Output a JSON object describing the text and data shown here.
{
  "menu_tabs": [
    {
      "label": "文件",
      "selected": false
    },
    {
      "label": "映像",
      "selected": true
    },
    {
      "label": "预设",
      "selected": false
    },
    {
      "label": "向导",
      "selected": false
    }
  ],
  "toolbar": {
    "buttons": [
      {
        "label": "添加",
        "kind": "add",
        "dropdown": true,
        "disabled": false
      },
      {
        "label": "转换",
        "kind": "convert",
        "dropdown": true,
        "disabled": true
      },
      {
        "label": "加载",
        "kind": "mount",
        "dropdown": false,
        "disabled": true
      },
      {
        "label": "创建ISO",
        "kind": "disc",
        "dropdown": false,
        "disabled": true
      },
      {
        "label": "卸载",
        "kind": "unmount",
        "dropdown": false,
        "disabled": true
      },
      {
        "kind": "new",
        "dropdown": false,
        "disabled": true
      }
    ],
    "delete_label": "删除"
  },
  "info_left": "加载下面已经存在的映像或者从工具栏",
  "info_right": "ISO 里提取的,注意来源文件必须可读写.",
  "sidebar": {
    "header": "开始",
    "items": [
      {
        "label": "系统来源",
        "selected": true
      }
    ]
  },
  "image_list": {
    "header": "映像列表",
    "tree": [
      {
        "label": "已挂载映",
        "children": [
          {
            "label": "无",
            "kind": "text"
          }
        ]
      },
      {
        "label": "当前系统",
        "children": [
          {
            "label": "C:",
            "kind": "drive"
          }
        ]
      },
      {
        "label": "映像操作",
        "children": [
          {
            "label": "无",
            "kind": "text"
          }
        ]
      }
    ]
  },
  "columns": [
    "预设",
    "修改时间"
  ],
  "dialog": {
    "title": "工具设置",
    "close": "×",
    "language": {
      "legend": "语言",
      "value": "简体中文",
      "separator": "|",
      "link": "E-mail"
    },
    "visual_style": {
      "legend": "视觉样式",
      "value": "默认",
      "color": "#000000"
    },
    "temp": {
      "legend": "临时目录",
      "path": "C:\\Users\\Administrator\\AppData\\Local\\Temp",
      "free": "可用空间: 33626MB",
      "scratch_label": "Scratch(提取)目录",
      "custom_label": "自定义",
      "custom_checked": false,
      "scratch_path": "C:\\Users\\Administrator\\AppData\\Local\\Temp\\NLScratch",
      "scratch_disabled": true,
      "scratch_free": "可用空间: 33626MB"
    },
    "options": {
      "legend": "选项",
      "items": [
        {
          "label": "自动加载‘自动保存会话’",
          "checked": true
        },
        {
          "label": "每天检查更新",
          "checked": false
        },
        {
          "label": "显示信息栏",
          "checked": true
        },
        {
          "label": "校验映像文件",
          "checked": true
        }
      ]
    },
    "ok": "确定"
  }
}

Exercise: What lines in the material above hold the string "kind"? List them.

Answer for the task:
        "kind": "add",
        "kind": "convert",
        "kind": "mount",
        "kind": "disc",
        "kind": "unmount",
        "kind": "new",
            "kind": "text"
            "kind": "drive"
            "kind": "text"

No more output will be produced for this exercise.